Before being promoted in mid-July, the 23-year-old right-hander was leading the Eastern League in strikeouts, WHIP (0.86) and opponents' batting average (.179). He was also tied for the league lead in wins and ranked second in ERA.

"There were many times that you saw hitters' reactions to his fastball where the ball was on them a lot quicker than they were anticipating, even though they knew he throws in the low-to-mid 90s," Tomlin said. "They see that quite often, but they could not get a read on the timing. Sometimes back in the dugout, you could see them explaining to other guys about how the ball jumped out of his hand."

Drafted in the 41st round in 2006, Peacock had never put together a full-season ERA below 4.14 before 2011. In 38 2/3 Double-A innings in 2010, he compiled a 4.66 ERA, striking out 30. He walked 22 batters in seven starts with Harrisburg that season, compared to 23 walks in more than twice as many innings for the Senators this year.

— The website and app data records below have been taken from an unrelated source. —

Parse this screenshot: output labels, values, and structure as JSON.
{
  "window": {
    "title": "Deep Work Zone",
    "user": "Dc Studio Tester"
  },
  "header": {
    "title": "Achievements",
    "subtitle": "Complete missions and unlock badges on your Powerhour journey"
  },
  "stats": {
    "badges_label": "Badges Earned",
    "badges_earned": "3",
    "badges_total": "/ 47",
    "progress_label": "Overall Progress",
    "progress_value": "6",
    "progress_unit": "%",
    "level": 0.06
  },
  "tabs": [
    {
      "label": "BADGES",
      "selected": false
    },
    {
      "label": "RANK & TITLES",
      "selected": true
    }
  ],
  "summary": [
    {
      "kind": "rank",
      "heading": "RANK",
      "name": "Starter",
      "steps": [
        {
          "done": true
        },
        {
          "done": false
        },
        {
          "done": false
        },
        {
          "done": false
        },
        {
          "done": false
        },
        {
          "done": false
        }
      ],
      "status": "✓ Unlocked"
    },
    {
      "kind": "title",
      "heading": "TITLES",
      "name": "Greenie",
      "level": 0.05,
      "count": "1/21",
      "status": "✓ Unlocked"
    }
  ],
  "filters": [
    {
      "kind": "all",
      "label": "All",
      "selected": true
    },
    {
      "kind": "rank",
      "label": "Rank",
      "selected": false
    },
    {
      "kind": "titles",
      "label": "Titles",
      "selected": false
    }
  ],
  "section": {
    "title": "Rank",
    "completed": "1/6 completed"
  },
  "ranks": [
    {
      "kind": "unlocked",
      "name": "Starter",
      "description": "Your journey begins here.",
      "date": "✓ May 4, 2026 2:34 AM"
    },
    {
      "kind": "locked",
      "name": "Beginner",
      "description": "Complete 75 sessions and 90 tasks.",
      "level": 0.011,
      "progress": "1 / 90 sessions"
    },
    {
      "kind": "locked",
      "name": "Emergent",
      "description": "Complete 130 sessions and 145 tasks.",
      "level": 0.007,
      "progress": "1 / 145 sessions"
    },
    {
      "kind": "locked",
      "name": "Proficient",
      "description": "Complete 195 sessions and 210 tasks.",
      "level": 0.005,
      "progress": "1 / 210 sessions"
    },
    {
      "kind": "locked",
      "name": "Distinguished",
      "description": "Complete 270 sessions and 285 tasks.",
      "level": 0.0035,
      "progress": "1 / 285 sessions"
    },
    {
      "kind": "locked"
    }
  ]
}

"The big thing we saw was the command of the fastball, and also hitters were able to make consistent contact with the fastball," Tomlin said of Peacock's 2010 struggles with Harrisburg. "I think it did help him a lot to make little adjustments in his delivery to add that deception and also get him working more direct to the plate, not cutting across the body."

The highlight of Peacock's season came May 13 against the Richmond Flying Squirrels, when he struck out a career-high 14 batters while allowing just one run over seven innings.

"You hear it said often about pitchers, but [Richmond] had no chance against him," Tomlin said. "His stuff was so electric that day. His fastball -- not only his command but the life on it -- the ball was just on them. He threw his curveball for strikes enough and mixed in his changeup effectively. They took bad swings all day. Even some of their better hitters were walking back to the dugout with a puzzled look on their face."

Peacock went on to enjoy more success at Triple-A, where he went 5-1 with a 3.19 ERA and 48 strikeouts in 48 innings. He then earned a promotion to the Majors and allowed just one run in 12 innings en route to a 2-0 record.

Overall, he ranked second in the Minors with 15 wins and placed seventh with 178 total strikeouts.

"I really thought Brad had a shot to reach the Majors from the first time I saw him, and everyone in the organization would believe that because of the stuff that he showed -- plus fastball, plus curveball and plus changeup," Tomlin said. "The thing that needed to happen was him believing in himself and doing the things he needed to do to become a good pitcher."

As Peacock continues to mature, Tomlin believes the Florida native could ultimately become a high-end starter in the big leagues.

"He's a horse in a sense, because he doesn't lose stuff throughout the game," Tomlin said. "He's throwing as hard or harder in the seventh, eighth inning as he was in the beginning. The durability is there. He's a guy that could eat up innings and develop into a guy that's at the front end of a rotation."

David Heck is a contributor to